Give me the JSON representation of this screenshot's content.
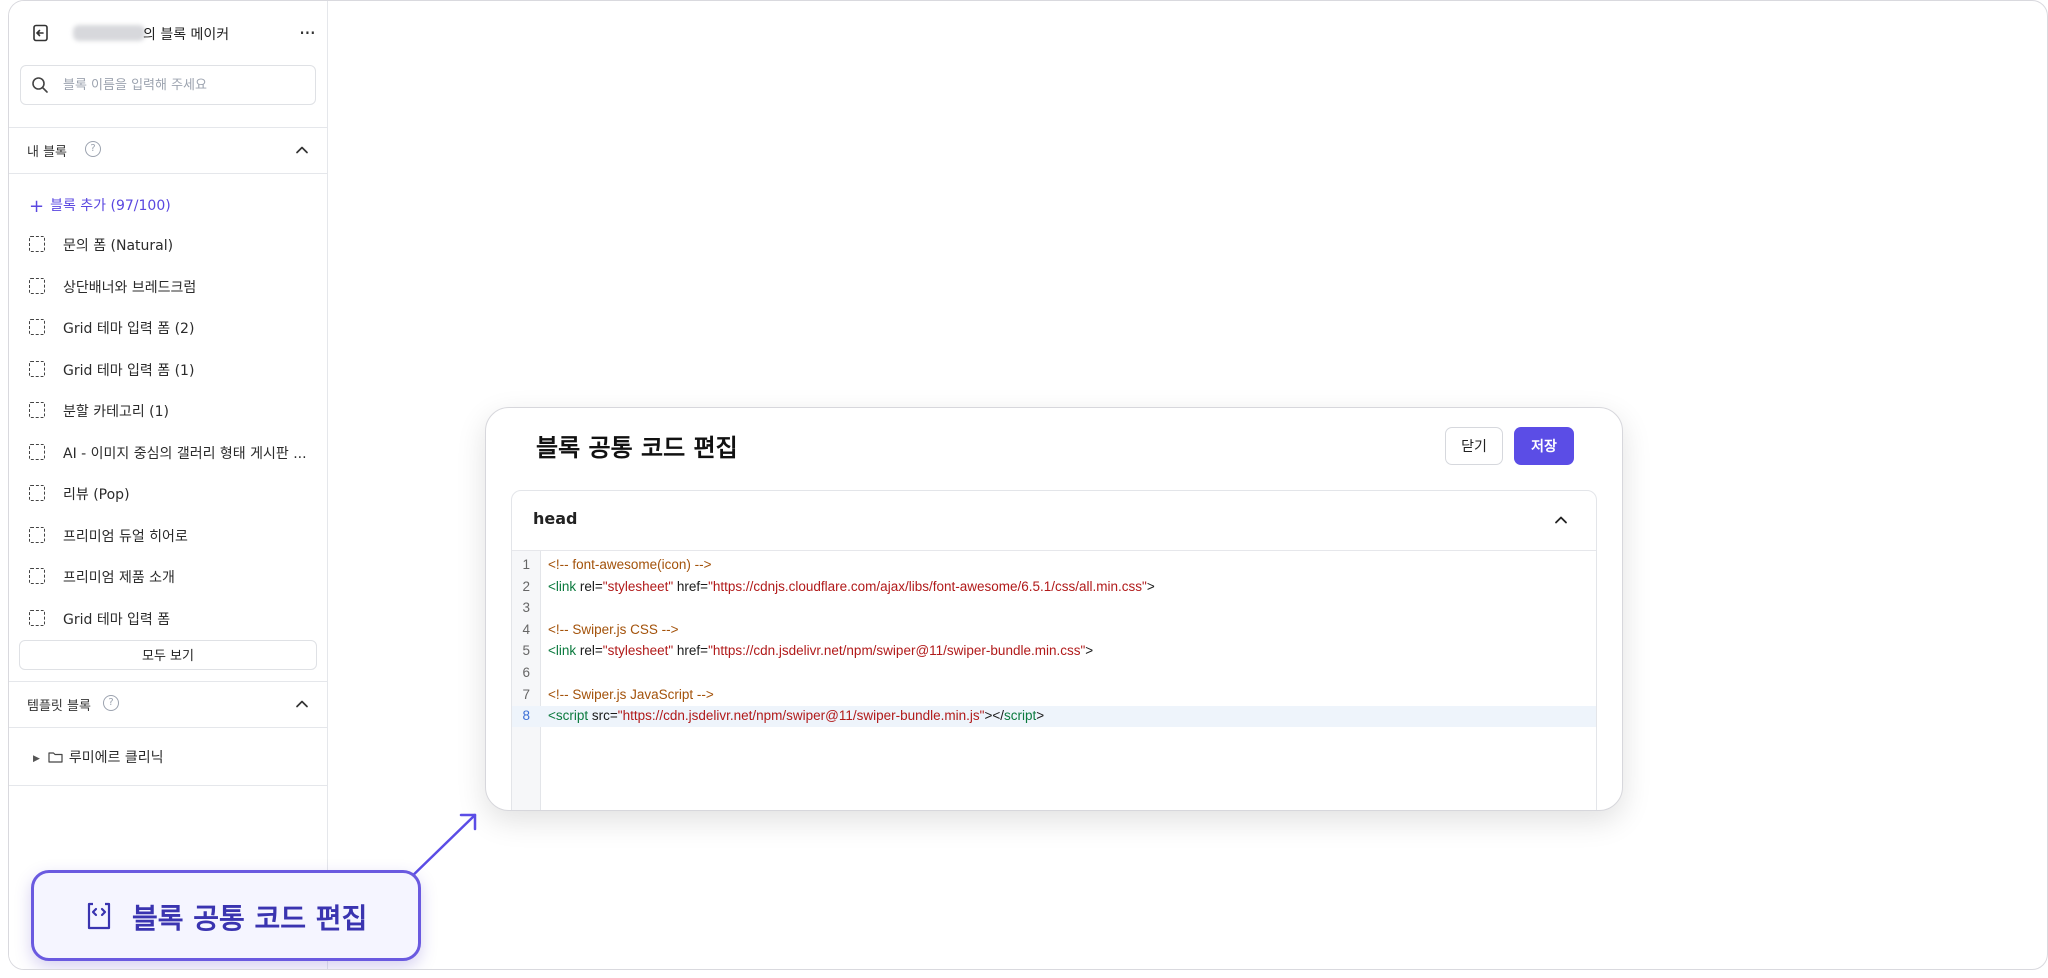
{
  "sidebar": {
    "header": {
      "title": "의 블록 메이커",
      "more": "···"
    },
    "search": {
      "placeholder": "블록 이름을 입력해 주세요",
      "value": ""
    },
    "my_blocks": {
      "label": "내 블록",
      "help": "?",
      "add_label": "블록 추가 (97/100)",
      "items": [
        "문의 폼 (Natural)",
        "상단배너와 브레드크럼",
        "Grid 테마 입력 폼 (2)",
        "Grid 테마 입력 폼 (1)",
        "분할 카테고리 (1)",
        "AI - 이미지 중심의 갤러리 형태 게시판 ...",
        "리뷰 (Pop)",
        "프리미엄 듀얼 히어로",
        "프리미엄 제품 소개",
        "Grid 테마 입력 폼"
      ],
      "view_all": "모두 보기"
    },
    "template_blocks": {
      "label": "템플릿 블록",
      "help": "?",
      "folders": [
        "루미에르 클리닉"
      ]
    }
  },
  "modal": {
    "title": "블록 공통 코드 편집",
    "close_label": "닫기",
    "save_label": "저장",
    "panel": {
      "label": "head"
    },
    "code_lines": [
      {
        "num": "1",
        "tokens": [
          {
            "t": "com",
            "v": "<!-- font-awesome(icon) -->"
          }
        ]
      },
      {
        "num": "2",
        "tokens": [
          {
            "t": "tag",
            "v": "<link"
          },
          {
            "t": "attr",
            "v": " rel="
          },
          {
            "t": "str",
            "v": "\"stylesheet\""
          },
          {
            "t": "attr",
            "v": " href="
          },
          {
            "t": "str",
            "v": "\"https://cdnjs.cloudflare.com/ajax/libs/font-awesome/6.5.1/css/all.min.css\""
          },
          {
            "t": "attr",
            "v": ">"
          }
        ]
      },
      {
        "num": "3",
        "tokens": []
      },
      {
        "num": "4",
        "tokens": [
          {
            "t": "com",
            "v": "<!-- Swiper.js CSS -->"
          }
        ]
      },
      {
        "num": "5",
        "tokens": [
          {
            "t": "tag",
            "v": "<link"
          },
          {
            "t": "attr",
            "v": " rel="
          },
          {
            "t": "str",
            "v": "\"stylesheet\""
          },
          {
            "t": "attr",
            "v": " href="
          },
          {
            "t": "str",
            "v": "\"https://cdn.jsdelivr.net/npm/swiper@11/swiper-bundle.min.css\""
          },
          {
            "t": "attr",
            "v": ">"
          }
        ]
      },
      {
        "num": "6",
        "tokens": []
      },
      {
        "num": "7",
        "tokens": [
          {
            "t": "com",
            "v": "<!-- Swiper.js JavaScript -->"
          }
        ]
      },
      {
        "num": "8",
        "tokens": [
          {
            "t": "tag",
            "v": "<script"
          },
          {
            "t": "attr",
            "v": " src="
          },
          {
            "t": "str",
            "v": "\"https://cdn.jsdelivr.net/npm/swiper@11/swiper-bundle.min.js\""
          },
          {
            "t": "attr",
            "v": "></"
          },
          {
            "t": "tag",
            "v": "script"
          },
          {
            "t": "attr",
            "v": ">"
          }
        ]
      }
    ],
    "active_line": "8"
  },
  "callout": {
    "label": "블록 공통 코드 편집"
  },
  "colors": {
    "accent": "#5b4de6",
    "callout_border": "#6a5ae0"
  }
}
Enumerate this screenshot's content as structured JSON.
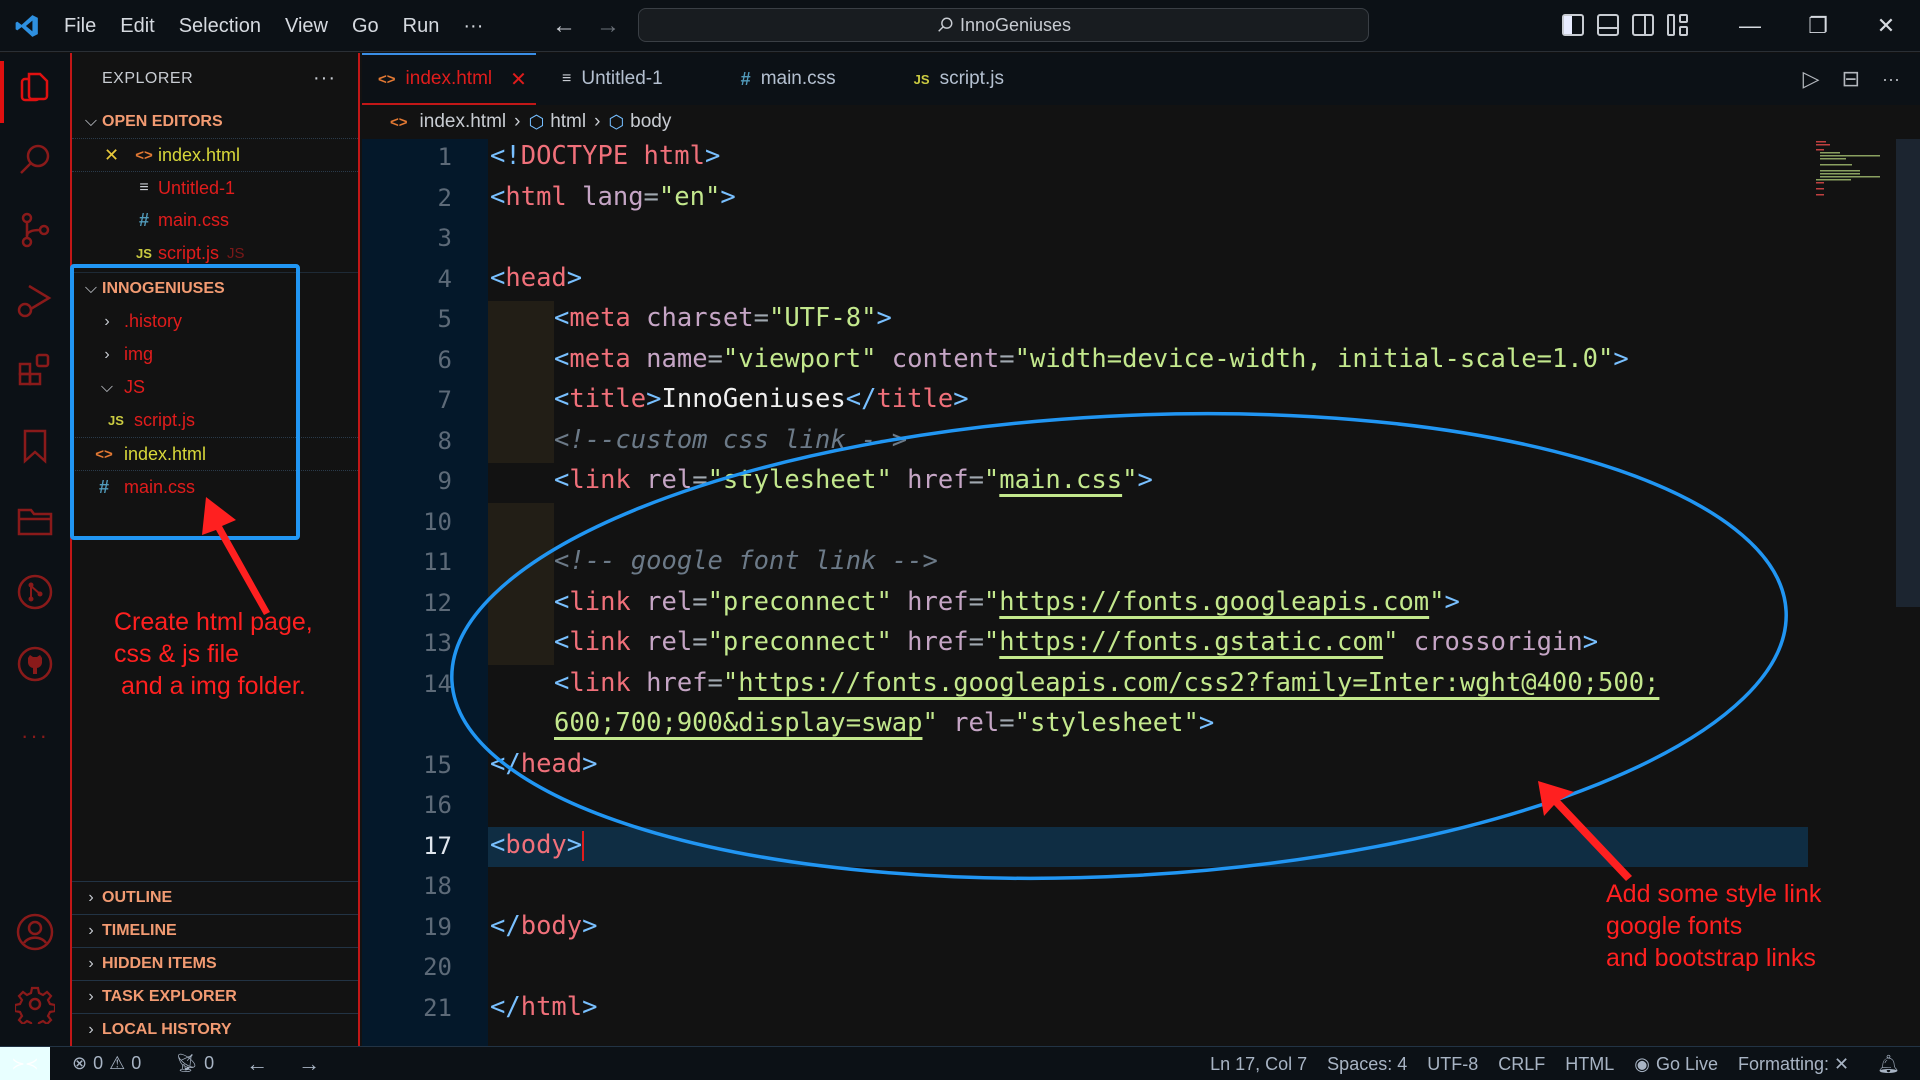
{
  "titlebar": {
    "menu": [
      "File",
      "Edit",
      "Selection",
      "View",
      "Go",
      "Run",
      "···"
    ],
    "search_text": "InnoGeniuses",
    "window_controls": [
      "minimize",
      "restore",
      "close"
    ]
  },
  "activity_bar": {
    "items": [
      "explorer",
      "search",
      "source-control",
      "run-debug",
      "extensions",
      "bookmarks",
      "project-manager",
      "git-graph",
      "github",
      "more",
      "accounts",
      "manage"
    ]
  },
  "sidebar": {
    "title": "EXPLORER",
    "more": "···",
    "open_editors": {
      "label": "OPEN EDITORS",
      "items": [
        {
          "name": "index.html",
          "icon": "html",
          "close": "✕",
          "color": "yellow"
        },
        {
          "name": "Untitled-1",
          "icon": "text",
          "color": "red"
        },
        {
          "name": "main.css",
          "icon": "css",
          "color": "red"
        },
        {
          "name": "script.js",
          "icon": "js",
          "color": "red",
          "suffix": "JS"
        }
      ]
    },
    "workspace": {
      "label": "INNOGENIUSES",
      "items": [
        {
          "name": ".history",
          "type": "folder",
          "expanded": false
        },
        {
          "name": "img",
          "type": "folder",
          "expanded": false
        },
        {
          "name": "JS",
          "type": "folder",
          "expanded": true
        },
        {
          "name": "script.js",
          "type": "js"
        },
        {
          "name": "index.html",
          "type": "html"
        },
        {
          "name": "main.css",
          "type": "css"
        }
      ]
    },
    "bottom_sections": [
      "OUTLINE",
      "TIMELINE",
      "HIDDEN ITEMS",
      "TASK EXPLORER",
      "LOCAL HISTORY"
    ]
  },
  "tabs": [
    {
      "label": "index.html",
      "icon": "html",
      "active": true,
      "close": "✕"
    },
    {
      "label": "Untitled-1",
      "icon": "text",
      "active": false
    },
    {
      "label": "main.css",
      "icon": "css",
      "active": false
    },
    {
      "label": "script.js",
      "icon": "js",
      "active": false
    }
  ],
  "breadcrumb": [
    "index.html",
    "html",
    "body"
  ],
  "editor": {
    "current_line": 17,
    "line_numbers": [
      "1",
      "2",
      "3",
      "4",
      "5",
      "6",
      "7",
      "8",
      "9",
      "10",
      "11",
      "12",
      "13",
      "14",
      "15",
      "16",
      "17",
      "18",
      "19",
      "20",
      "21"
    ],
    "lines": {
      "l1": [
        "<!",
        "DOCTYPE",
        " html",
        ">"
      ],
      "l2": [
        "<",
        "html",
        " lang",
        "=",
        "\"en\"",
        ">"
      ],
      "l4": [
        "<",
        "head",
        ">"
      ],
      "l5": [
        "<",
        "meta",
        " charset",
        "=",
        "\"UTF-8\"",
        ">"
      ],
      "l6": [
        "<",
        "meta",
        " name",
        "=",
        "\"viewport\"",
        " content",
        "=",
        "\"width=device-width, initial-scale=1.0\"",
        ">"
      ],
      "l7": [
        "<",
        "title",
        ">",
        "InnoGeniuses",
        "</",
        "title",
        ">"
      ],
      "l8": "<!--custom css link -->",
      "l9": [
        "<",
        "link",
        " rel",
        "=",
        "\"stylesheet\"",
        " href",
        "=",
        "\"",
        "main.css",
        "\"",
        ">"
      ],
      "l11": "<!-- google font link -->",
      "l12": [
        "<",
        "link",
        " rel",
        "=",
        "\"preconnect\"",
        " href",
        "=",
        "\"",
        "https://fonts.googleapis.com",
        "\"",
        ">"
      ],
      "l13": [
        "<",
        "link",
        " rel",
        "=",
        "\"preconnect\"",
        " href",
        "=",
        "\"",
        "https://fonts.gstatic.com",
        "\"",
        " crossorigin",
        ">"
      ],
      "l14a": [
        "<",
        "link",
        " href",
        "=",
        "\"",
        "https://fonts.googleapis.com/css2?family=Inter:wght@400;500;"
      ],
      "l14b": [
        "600;700;900&display=swap",
        "\"",
        " rel",
        "=",
        "\"stylesheet\"",
        ">"
      ],
      "l15": [
        "</",
        "head",
        ">"
      ],
      "l17": [
        "<",
        "body",
        ">"
      ],
      "l19": [
        "</",
        "body",
        ">"
      ],
      "l21": [
        "</",
        "html",
        ">"
      ]
    }
  },
  "annotations": {
    "left_note": "Create html page,\ncss & js file\n and a img folder.",
    "right_note": "Add some style link\ngoogle fonts\nand bootstrap links",
    "color": "#ff2020",
    "highlight_color": "#2196f3"
  },
  "statusbar": {
    "errors": "0",
    "warnings": "0",
    "ports": "0",
    "position": "Ln 17, Col 7",
    "spaces": "Spaces: 4",
    "encoding": "UTF-8",
    "eol": "CRLF",
    "language": "HTML",
    "go_live": "Go Live",
    "formatting": "Formatting: ✕"
  }
}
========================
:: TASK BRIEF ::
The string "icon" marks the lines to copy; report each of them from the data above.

:: ANSWER AREA ::
            "v": "<!-- font-awesome(icon) -->"
          "icon": "html",
          "icon": "text",
          "icon": "css",
          "icon": "js",
      "icon": "html",
      "icon": "text",
      "icon": "css",
      "icon": "js",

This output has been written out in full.